If you’ve been reading my blog for any amount of time at all you’ve probably noticed I don’t get very personal very often. I’ve taken an “editorial” approach here, using observances to make a point or to make a joke – what I like to call the “Dave Barry Approach.” While I think you can piece together an accurate picture of me from what I post, it is by no means a complete one. If you were to meet me, I don’t think you’d be surprised. I pretty much am in real life what I am here, all quirks and smart aleck comments.
But there’s plenty you don’t know about me, plenty I keep to myself.
That’s a function of two different forces, I think. First, I grew up in Wisconsin. There’s something about Wisconsin – and, really, the whole Midwest – that doesn’t encourage sharing. If you’ve ever heard Garrison Keillor talk about his fictional town of Lake Wobegon you know what I mean. There’s an encouragement to “soldier on” and be nice to each other without letting on about whatever turmoil rages beneath the surface. It’s fine to have strong feelings, just keep them to yourself.
The second force is good old-fashioned fear. I am all about honesty, but honesty is a double-edged sword. In the one direction, it cuts through all the nonsense and gives a solid base for any relationship. In the other direction, though, it lays a person bare, open to ridicule, attack, and disgust.
I want people to like me, as a general rule – even people I’ll never see again, like waiters or people at the register. I want them to look at me, assess me as nice, and continue thinking that after I’ve said something.
But as much as I want people to like me, I also want to be safe. Safety, in fact, can outweigh a hundred other things. While I might not worry that someone else is going to stab me (though I sometimes actually do worry this), I certainly worry that they won’t accept me for who I am. Think back to high school and that crush you had. Why didn’t you tell them? You were afraid they wouldn’t feel the same way about you and when they didn’t, it was going to hurt. Carry that to its logical conclusion, though: the only way to really feel safe is to not reach out at all. If you never reach out, you’ll never get hurt. I think the editorial voice I’ve adopted here is a safety zone of sorts. You might not like my cats, you might not like trips I take, you might not like a bunch of things, but if I haven’t revealed my inner self completely, there’s still a chance you could like me.
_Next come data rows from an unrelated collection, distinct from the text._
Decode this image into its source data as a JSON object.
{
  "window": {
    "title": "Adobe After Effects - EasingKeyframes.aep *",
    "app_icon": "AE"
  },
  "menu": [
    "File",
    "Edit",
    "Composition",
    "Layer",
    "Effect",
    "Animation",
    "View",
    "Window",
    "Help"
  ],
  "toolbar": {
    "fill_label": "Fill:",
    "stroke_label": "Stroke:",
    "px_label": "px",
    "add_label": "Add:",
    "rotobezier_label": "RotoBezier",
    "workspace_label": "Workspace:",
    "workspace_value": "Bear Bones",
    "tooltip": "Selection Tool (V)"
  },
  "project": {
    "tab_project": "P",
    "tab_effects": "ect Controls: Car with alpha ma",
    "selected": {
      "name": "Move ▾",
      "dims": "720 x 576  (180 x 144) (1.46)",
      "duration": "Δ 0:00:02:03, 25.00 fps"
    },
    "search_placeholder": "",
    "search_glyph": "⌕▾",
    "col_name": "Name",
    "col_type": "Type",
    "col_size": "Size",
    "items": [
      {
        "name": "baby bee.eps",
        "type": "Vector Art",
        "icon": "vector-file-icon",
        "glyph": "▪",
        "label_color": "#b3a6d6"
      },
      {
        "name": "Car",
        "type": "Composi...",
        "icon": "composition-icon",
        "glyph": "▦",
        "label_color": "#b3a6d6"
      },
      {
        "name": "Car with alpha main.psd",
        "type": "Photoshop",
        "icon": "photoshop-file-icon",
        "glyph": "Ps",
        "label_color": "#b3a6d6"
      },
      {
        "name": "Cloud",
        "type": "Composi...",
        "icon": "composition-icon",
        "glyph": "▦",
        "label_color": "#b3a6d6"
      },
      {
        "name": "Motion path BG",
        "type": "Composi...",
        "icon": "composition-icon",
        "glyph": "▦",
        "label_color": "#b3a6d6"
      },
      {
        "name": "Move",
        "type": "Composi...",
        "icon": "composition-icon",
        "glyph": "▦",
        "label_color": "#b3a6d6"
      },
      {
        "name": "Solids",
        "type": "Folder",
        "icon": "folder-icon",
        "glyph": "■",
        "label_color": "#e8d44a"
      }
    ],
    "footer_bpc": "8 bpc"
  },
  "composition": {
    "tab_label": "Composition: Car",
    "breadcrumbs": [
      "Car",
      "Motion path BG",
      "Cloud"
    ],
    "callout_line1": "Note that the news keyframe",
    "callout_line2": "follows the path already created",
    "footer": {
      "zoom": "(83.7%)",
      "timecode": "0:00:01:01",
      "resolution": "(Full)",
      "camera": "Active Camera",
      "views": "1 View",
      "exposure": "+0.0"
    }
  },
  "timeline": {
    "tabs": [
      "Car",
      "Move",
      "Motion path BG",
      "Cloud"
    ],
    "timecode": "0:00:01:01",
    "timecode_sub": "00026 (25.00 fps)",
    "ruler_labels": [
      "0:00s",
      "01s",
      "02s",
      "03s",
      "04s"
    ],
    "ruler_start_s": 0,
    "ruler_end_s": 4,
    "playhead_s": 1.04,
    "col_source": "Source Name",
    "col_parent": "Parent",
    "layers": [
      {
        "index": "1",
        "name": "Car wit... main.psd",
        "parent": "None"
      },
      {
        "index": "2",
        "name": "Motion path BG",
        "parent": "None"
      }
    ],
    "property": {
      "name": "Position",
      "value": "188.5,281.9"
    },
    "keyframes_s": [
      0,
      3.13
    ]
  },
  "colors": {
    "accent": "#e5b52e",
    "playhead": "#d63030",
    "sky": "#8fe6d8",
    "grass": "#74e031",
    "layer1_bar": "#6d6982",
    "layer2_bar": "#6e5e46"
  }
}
See, what I want is for you to think I’m worth the effort, worth getting past all the quirks and the failures. I want you to think I’m worthwhile, but I have no way to prove I am. (And, in fact, I have a whole pile of evidence that I’m not. I feel like anyone I think is really great and I’m interested in being friends with deserves to have better friends than me.) I think there should be some sort of “Friend Résumé” we could hand out: “Excuse me, hi. I think you’re really neat and I want to be friends with you. Here’s a list of my faults and failures, but this other list is of friends I’ve had who found the experience to be worth the effort. You’ll see I’ve included a few phone numbers – those are people who are willing to be references, so feel free to call them. Thank you for your time and I hope to hear back from you soon.”
Nobody wants to invest time in a bad friendship. How frustrating to keep working and working at something that ultimately comes to nothing. So often, though, it’s our faults that make the relationship stronger. What’s the best way to show love, by liking someone’s qualities that are likable? Nope, it’s by liking them in spite of their failings. 1 Corinthians 13:5 says love “does not seek its own.” 1 Peter 4:8 says “love covers a multitude of sins.” Think about the best friend you’ve ever had. Were things always perfect? Of course not. How’d you get past those times and remain friends? “Love covers a multitude of sins,” is how. One of the best friends I have right now I’ve known for over twenty years. Our Junior year in high school we were sitting at a lunch table and he was making fun of me for something and I threw an orange at him, hit him right below the eye. We got past that and a hundred other rough patches and here we are, still friends – in fact, I’d say we were better friends for it.
In the beginning stages of friendship, though, it’s difficult to know what to do. A series of faults right at the outset can strangle off what might have been a fantastic friendship given time, but isn’t it important to be honest from the get-go? How honest is too honest?
I think that as I get older, I’m coming to the conclusion that I want people to like me for who I am, not who I can present myself as. I still feel the same way I did in high school, not wanting to be hurt, but I think it’s more important that the other person not be hurt. “I think you’re really great and I want to be friends with you, but I want to let you know up front what you’re dealing with so you have the chance to back out now before you get stuck with it all down the road.”
I want to be worthwhile, but I guess that’s really up to you. All I can do is be who I am. And, just like Dave Barry’s writing, you’ll either like that or you won’t.